Xuanlong Yixian, Consultant

For the most part, competition is absent from the textbook industry. And that’s what drives most innovation and disruption in other industries, particularly the tech industry. If one company makes a product, and another comes along with a better one, consumers suddenly have a choice to make. So both companies can either lower their price or improve their own product in an attempt to woo customers. That just doesn’t happen with textbooks. There’s no choice a all, the class requires one or more books, and only those will do. You can choose to buy the book from store A or store B, maybe rent the book or buy it used, or even choose not to buy the book at all, but nothing else that comes along can replace the assigned textbook. This gives the textbook companies a huge advantage. You have to buy their book to be successful in a class, so they can charge as much as they want for it. It’s not uncommon to see books priced at $300 or more. Even if they charge $1,000 for the book, students are still going to need it to be successful in a class which requires it. Similarly, there’s little pressure to make the product any better, so textbooks today are really not that much different from those from 30 years ago. The content may have changed, but little about the business has.

To disrupt the textbook industry would require a significant investment of time, money, and resources on the part of the textbook companies to develop and implement whatever that better thing happened to be, nobody else can really do it. And considering the captive market that they have right now, there’s no reason to do so. They just sit back and rake in the profits. When people are forced to buy a product at any price, don’t expect any innovation.

Unfortunately, chances are that this problem is here to stay. Teachers and professors generally teach from a single book.
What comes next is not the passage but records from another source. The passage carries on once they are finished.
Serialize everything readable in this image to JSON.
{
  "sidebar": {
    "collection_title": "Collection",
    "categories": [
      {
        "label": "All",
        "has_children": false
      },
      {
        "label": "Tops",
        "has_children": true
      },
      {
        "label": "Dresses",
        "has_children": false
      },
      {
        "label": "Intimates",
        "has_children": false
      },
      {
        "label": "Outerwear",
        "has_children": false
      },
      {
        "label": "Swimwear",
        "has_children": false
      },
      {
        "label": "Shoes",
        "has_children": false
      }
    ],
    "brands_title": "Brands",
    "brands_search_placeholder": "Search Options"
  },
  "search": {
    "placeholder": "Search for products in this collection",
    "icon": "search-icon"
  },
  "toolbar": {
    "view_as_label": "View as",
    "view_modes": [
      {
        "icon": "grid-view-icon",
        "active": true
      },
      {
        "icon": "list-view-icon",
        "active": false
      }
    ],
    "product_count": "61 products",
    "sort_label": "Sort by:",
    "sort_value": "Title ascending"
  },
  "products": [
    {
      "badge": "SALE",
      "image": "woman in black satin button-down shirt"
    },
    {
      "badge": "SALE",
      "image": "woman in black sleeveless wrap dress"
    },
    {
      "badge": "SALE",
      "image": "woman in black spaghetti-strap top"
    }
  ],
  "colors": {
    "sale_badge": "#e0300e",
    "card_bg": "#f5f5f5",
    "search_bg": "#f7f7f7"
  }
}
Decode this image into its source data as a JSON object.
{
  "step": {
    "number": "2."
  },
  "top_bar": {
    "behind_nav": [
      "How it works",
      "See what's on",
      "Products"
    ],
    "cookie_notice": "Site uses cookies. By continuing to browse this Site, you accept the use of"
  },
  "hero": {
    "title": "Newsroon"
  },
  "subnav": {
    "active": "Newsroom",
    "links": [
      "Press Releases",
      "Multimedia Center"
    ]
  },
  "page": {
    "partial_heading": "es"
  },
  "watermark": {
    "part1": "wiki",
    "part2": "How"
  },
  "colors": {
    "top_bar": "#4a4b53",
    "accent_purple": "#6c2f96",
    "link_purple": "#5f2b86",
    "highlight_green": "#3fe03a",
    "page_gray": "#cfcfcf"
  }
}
If they say to read page 10 or answer the questions on page 45, that only works if everybody’s using the same book. And everybody being forced to buy one book is the very root of the problem.